§ **TASK DESCRIPTION**
Copy out all lines bearing the word "plane" from the listing below.

+ + +

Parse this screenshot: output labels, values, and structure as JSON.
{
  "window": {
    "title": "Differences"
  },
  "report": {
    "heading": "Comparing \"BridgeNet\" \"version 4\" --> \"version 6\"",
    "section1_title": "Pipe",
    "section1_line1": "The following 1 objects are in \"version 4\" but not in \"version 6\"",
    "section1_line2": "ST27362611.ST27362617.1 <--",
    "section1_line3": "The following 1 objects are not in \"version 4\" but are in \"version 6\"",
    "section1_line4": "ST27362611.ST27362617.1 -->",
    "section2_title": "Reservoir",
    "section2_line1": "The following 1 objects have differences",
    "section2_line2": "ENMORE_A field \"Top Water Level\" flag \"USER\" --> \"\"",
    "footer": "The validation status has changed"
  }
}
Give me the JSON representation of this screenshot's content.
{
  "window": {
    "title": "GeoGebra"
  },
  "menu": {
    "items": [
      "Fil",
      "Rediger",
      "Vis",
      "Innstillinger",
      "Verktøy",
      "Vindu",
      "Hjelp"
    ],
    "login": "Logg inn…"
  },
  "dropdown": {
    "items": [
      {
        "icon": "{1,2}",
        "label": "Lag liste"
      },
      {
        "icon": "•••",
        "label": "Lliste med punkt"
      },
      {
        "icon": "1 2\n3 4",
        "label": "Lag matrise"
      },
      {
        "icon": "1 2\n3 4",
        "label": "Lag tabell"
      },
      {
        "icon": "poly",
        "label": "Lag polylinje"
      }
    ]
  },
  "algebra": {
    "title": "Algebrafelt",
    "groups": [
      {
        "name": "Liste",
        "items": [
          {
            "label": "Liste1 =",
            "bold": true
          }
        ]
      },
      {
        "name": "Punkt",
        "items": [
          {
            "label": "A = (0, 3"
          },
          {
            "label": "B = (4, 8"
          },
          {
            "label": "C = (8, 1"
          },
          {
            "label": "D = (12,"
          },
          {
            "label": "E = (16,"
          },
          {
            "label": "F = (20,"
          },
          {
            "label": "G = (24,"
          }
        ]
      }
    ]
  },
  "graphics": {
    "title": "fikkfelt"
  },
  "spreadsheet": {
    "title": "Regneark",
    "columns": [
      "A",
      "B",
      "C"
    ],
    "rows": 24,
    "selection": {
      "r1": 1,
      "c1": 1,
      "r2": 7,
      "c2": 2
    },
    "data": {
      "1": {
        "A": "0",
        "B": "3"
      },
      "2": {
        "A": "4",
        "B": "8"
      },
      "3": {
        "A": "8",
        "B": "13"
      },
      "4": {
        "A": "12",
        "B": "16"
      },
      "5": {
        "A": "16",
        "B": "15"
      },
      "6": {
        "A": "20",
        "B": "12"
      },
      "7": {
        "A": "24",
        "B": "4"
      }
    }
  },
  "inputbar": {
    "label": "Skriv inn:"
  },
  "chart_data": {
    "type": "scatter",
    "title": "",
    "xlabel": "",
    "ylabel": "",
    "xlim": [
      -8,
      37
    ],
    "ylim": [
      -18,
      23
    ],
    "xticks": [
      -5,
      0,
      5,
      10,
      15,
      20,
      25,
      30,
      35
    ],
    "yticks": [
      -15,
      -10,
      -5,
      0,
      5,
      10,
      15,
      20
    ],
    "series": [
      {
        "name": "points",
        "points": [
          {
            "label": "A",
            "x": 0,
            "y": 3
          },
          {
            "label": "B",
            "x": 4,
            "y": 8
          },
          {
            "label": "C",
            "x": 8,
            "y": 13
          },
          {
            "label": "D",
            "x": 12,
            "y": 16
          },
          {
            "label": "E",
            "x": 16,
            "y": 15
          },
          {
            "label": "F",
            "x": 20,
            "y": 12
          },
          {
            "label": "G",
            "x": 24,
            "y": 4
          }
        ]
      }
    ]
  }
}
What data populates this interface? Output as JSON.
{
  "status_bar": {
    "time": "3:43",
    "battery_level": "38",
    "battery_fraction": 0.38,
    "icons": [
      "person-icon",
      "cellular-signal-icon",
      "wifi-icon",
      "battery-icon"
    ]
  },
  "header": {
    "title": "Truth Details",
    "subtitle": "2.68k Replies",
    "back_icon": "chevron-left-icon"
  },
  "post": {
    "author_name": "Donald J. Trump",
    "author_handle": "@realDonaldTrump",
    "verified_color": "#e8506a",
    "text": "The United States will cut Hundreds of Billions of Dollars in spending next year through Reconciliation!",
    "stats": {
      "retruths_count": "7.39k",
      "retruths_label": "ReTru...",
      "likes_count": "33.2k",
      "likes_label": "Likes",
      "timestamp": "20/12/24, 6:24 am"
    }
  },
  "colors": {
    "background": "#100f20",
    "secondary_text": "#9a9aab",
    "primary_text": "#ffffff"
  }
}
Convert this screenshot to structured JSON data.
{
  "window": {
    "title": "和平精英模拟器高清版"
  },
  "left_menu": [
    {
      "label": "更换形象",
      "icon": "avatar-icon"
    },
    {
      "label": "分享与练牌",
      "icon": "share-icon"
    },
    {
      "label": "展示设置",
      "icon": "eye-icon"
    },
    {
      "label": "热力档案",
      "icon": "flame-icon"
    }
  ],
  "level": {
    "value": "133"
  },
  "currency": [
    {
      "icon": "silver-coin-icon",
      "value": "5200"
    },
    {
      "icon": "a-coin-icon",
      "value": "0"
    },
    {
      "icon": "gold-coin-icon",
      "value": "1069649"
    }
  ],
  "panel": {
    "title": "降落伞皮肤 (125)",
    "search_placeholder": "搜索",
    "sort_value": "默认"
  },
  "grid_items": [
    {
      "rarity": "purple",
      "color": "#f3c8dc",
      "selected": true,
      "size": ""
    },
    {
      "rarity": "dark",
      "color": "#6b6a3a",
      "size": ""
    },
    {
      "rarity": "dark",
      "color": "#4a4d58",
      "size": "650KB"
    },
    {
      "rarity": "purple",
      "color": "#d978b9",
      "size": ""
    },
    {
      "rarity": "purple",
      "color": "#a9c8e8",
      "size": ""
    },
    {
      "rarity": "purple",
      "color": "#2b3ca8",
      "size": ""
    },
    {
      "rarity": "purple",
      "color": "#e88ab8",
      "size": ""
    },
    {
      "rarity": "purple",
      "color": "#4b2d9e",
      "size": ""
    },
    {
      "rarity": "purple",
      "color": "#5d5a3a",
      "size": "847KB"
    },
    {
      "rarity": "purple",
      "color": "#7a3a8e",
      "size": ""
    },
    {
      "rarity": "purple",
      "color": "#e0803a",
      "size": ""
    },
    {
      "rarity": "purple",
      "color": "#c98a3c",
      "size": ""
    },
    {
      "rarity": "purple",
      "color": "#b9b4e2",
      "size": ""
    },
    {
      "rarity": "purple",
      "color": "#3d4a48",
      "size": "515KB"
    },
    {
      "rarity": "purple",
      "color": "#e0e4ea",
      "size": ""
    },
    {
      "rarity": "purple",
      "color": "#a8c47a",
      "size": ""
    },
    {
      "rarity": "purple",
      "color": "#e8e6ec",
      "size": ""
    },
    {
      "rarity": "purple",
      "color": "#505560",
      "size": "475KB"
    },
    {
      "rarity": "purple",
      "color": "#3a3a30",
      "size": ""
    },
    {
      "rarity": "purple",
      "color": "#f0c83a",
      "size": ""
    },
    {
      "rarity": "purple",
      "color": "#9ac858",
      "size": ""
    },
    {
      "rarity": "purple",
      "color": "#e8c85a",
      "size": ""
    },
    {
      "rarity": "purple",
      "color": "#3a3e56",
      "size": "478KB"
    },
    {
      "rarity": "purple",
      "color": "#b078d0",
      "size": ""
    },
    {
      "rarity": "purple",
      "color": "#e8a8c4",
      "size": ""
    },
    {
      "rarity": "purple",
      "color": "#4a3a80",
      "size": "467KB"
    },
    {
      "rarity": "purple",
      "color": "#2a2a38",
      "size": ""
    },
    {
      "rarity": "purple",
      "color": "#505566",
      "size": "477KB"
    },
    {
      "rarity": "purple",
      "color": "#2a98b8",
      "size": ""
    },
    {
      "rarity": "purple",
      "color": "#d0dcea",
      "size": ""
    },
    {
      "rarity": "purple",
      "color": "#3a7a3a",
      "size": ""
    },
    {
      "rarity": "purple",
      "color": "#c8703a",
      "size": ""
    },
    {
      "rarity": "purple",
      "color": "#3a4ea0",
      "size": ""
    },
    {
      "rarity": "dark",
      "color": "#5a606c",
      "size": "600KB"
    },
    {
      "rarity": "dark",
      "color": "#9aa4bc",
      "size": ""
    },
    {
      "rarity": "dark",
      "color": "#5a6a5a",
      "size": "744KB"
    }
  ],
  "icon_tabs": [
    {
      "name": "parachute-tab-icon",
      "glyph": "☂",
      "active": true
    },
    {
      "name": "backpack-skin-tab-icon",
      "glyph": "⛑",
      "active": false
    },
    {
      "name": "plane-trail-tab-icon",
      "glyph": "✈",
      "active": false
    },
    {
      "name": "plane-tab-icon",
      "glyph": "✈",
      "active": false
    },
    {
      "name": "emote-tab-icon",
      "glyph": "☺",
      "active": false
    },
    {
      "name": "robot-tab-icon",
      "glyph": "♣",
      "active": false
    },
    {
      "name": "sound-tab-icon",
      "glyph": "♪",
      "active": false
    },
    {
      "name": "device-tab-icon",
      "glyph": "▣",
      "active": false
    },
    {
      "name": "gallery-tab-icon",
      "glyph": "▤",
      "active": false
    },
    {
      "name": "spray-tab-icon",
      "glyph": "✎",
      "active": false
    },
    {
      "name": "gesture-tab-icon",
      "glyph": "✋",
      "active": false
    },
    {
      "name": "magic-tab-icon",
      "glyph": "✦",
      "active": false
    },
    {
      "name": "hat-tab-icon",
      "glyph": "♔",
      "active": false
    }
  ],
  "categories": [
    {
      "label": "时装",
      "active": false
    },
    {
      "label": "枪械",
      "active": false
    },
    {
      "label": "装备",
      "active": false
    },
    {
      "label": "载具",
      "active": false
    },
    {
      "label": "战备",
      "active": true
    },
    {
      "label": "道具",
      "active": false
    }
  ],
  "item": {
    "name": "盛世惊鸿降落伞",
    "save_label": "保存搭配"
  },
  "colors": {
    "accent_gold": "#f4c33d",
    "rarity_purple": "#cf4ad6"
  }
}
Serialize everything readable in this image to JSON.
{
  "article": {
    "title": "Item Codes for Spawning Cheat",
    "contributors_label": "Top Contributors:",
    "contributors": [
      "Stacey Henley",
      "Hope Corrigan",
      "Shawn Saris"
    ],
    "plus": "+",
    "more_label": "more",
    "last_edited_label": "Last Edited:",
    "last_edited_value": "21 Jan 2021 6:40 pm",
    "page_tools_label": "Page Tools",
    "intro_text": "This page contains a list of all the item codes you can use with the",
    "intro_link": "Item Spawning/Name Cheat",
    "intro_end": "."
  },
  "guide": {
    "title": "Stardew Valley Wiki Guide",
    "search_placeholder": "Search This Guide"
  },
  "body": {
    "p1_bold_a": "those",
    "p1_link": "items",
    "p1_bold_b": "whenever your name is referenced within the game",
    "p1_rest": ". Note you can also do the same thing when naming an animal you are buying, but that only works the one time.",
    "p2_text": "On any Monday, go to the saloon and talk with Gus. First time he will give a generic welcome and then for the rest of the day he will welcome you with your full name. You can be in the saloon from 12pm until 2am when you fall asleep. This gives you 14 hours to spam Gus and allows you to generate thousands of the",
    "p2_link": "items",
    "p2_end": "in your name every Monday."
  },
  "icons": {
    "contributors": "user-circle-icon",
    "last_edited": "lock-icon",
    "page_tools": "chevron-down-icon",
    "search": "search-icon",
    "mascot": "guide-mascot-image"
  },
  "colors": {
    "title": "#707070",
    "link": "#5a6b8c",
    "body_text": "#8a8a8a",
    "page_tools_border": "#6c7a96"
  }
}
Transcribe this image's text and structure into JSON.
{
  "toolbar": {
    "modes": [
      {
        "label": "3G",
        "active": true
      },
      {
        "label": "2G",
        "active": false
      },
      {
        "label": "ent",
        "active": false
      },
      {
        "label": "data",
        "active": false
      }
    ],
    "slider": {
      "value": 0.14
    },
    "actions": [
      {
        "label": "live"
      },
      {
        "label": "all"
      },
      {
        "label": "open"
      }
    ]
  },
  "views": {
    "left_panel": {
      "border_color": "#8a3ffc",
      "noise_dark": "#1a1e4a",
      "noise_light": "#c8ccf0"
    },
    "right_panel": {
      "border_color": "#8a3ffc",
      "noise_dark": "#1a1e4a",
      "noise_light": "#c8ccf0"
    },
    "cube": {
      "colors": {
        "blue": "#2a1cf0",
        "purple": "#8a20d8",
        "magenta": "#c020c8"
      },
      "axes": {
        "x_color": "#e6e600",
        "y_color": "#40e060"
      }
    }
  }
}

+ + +

§ **YOUR SOLUTION**
      "name": "plane-trail-tab-icon",
      "name": "plane-tab-icon",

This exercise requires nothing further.